For each line of the data below that contains "icon", return that line.
--------------------------------
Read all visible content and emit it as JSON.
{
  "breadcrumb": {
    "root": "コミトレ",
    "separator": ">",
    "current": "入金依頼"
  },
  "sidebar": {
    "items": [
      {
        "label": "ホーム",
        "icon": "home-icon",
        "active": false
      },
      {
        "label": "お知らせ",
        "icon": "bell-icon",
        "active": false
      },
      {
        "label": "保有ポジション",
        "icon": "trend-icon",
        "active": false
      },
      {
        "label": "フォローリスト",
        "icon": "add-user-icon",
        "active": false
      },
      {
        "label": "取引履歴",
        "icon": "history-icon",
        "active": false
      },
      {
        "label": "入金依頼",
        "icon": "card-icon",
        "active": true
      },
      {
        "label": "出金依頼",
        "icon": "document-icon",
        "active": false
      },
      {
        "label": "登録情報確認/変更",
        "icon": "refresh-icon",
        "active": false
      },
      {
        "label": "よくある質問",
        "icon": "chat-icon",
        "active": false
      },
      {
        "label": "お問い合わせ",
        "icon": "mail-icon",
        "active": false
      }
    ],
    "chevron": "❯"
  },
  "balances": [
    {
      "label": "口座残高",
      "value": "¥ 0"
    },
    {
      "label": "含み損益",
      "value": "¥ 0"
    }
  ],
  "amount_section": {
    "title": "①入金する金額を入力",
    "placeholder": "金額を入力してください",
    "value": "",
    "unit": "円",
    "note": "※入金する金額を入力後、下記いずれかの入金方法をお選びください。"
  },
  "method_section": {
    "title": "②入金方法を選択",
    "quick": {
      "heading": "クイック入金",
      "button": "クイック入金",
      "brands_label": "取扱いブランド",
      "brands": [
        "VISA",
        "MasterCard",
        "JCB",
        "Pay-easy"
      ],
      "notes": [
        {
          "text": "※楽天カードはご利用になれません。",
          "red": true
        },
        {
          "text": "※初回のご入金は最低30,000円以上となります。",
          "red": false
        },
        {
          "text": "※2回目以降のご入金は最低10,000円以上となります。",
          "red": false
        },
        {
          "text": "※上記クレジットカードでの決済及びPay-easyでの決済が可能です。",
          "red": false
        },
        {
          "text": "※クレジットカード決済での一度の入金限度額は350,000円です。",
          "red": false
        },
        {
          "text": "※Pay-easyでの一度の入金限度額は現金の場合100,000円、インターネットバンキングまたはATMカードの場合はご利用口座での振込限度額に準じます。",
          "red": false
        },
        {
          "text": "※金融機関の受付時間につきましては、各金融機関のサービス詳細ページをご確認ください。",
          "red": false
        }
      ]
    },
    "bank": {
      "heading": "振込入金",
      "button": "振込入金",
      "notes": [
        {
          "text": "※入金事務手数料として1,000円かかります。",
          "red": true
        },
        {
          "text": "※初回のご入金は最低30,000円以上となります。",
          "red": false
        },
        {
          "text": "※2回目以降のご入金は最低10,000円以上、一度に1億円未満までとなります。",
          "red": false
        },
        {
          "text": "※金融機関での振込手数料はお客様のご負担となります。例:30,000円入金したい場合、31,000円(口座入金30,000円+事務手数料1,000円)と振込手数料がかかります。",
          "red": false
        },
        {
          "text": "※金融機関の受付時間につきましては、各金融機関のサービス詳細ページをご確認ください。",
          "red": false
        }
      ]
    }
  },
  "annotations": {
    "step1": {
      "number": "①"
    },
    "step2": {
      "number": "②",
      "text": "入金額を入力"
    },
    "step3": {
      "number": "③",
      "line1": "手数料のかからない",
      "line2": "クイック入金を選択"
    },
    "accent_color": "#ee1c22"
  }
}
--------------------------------
▸ Task output
        "icon": "home-icon",
        "icon": "bell-icon",
        "icon": "trend-icon",
        "icon": "add-user-icon",
        "icon": "history-icon",
        "icon": "card-icon",
        "icon": "document-icon",
        "icon": "refresh-icon",
        "icon": "chat-icon",
        "icon": "mail-icon",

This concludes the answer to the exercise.